As we stretch the dependency of children into their 30's we may be underwriting our own extinction. It turns out reproductive speed - no, not that speed - is crucial to the survival of species.
The oft-cited causes of habitat loss and living in a limited geographic area also are significant risks for extinction of a species, but under hunting pressure it's reproductive speed that really matters, according to a new statistical analysis by evolutionary biologist Samantha Price, a postdoctoral fellow at the National Evolutionary Synthesis Center in Durham.
This key variable helps explain, for example, why the American bison was nearly wiped out in just a few years of intense hunting pressure with relatively slight habitat change while the white-tailed deer continues to grow in number despite hunting and suburban sprawl. The bison nurses its young for 283 days on average; the deer just 80, Price notes. [More science-sounding reasons to use when your kid wants move back]
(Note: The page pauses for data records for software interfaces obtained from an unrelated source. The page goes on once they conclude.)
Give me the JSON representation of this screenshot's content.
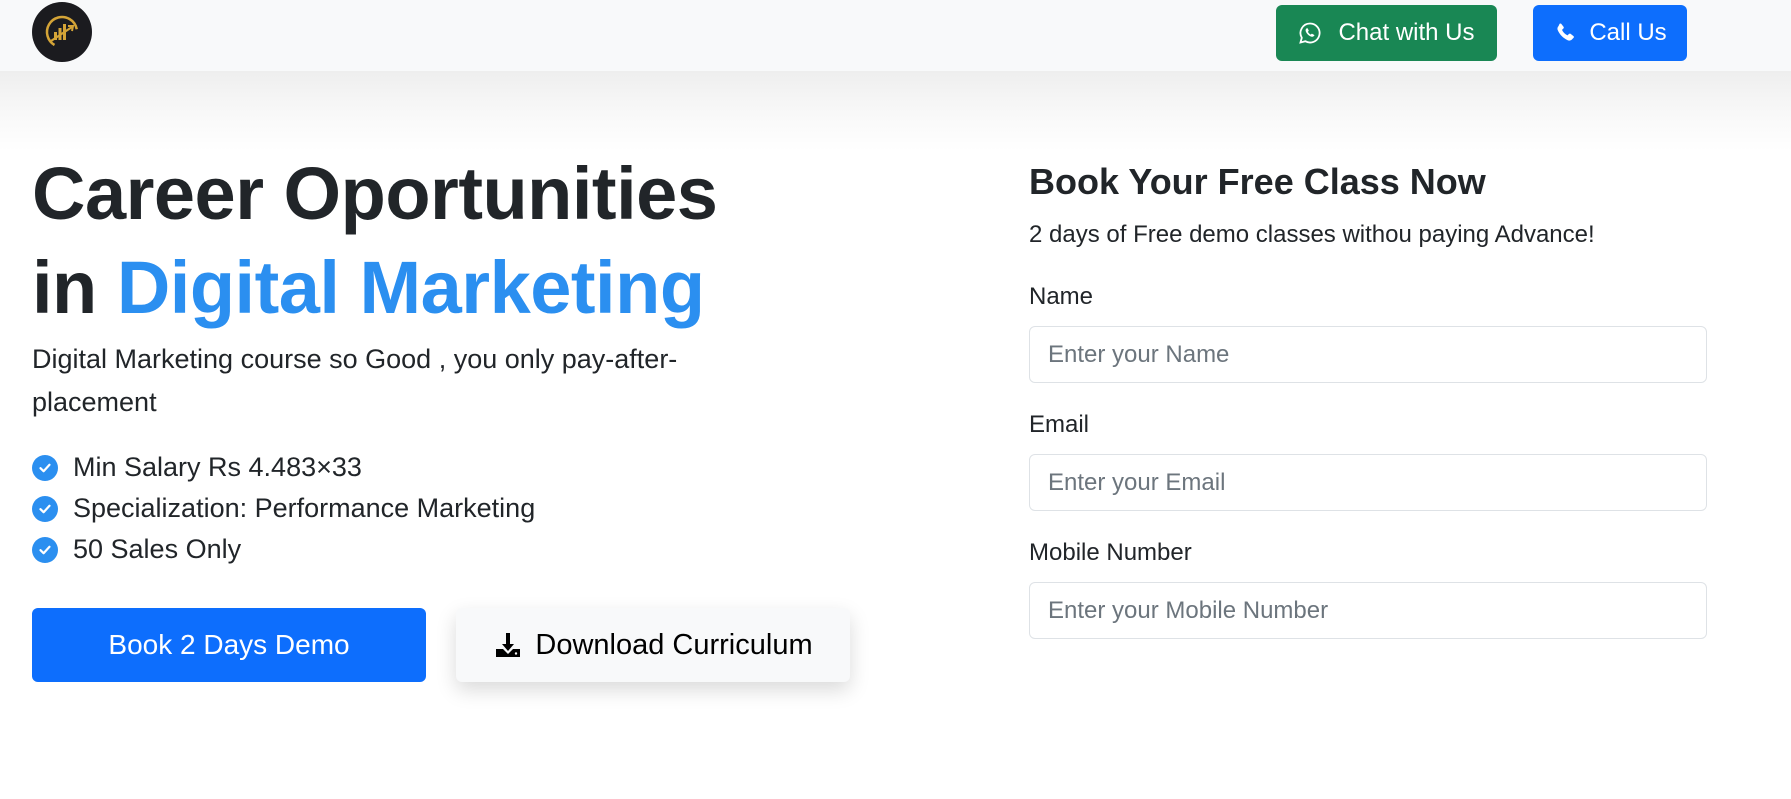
{
  "header": {
    "chat_label": "Chat with Us",
    "call_label": "Call Us",
    "colors": {
      "chat": "#198754",
      "call": "#0d6efd",
      "logo_bg": "#1b1b1f",
      "logo_gold": "#d4a437"
    }
  },
  "hero": {
    "headline_line1": "Career Oportunities",
    "headline_line2_prefix": "in ",
    "headline_line2_accent": "Digital Marketing",
    "accent_color": "#2b8ff0",
    "subtitle": "Digital Marketing course so Good , you only pay-after-placement",
    "features": [
      {
        "icon": "check-circle-icon",
        "text": "Min Salary Rs 4.483×33"
      },
      {
        "icon": "check-circle-icon",
        "text": "Specialization: Performance Marketing"
      },
      {
        "icon": "check-circle-icon",
        "text": "50 Sales Only"
      }
    ],
    "demo_button_label": "Book 2 Days Demo",
    "download_button_label": "Download Curriculum"
  },
  "form": {
    "title": "Book Your Free Class Now",
    "subtitle": "2 days of Free demo classes withou paying Advance!",
    "fields": [
      {
        "label": "Name",
        "placeholder": "Enter your Name",
        "value": ""
      },
      {
        "label": "Email",
        "placeholder": "Enter your Email",
        "value": ""
      },
      {
        "label": "Mobile Number",
        "placeholder": "Enter your Mobile Number",
        "value": ""
      }
    ]
  }
}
Kick 'em outta the house at 12, move and leave no forwarding address. Your descendants will thank you.
Science - ya gotta love it.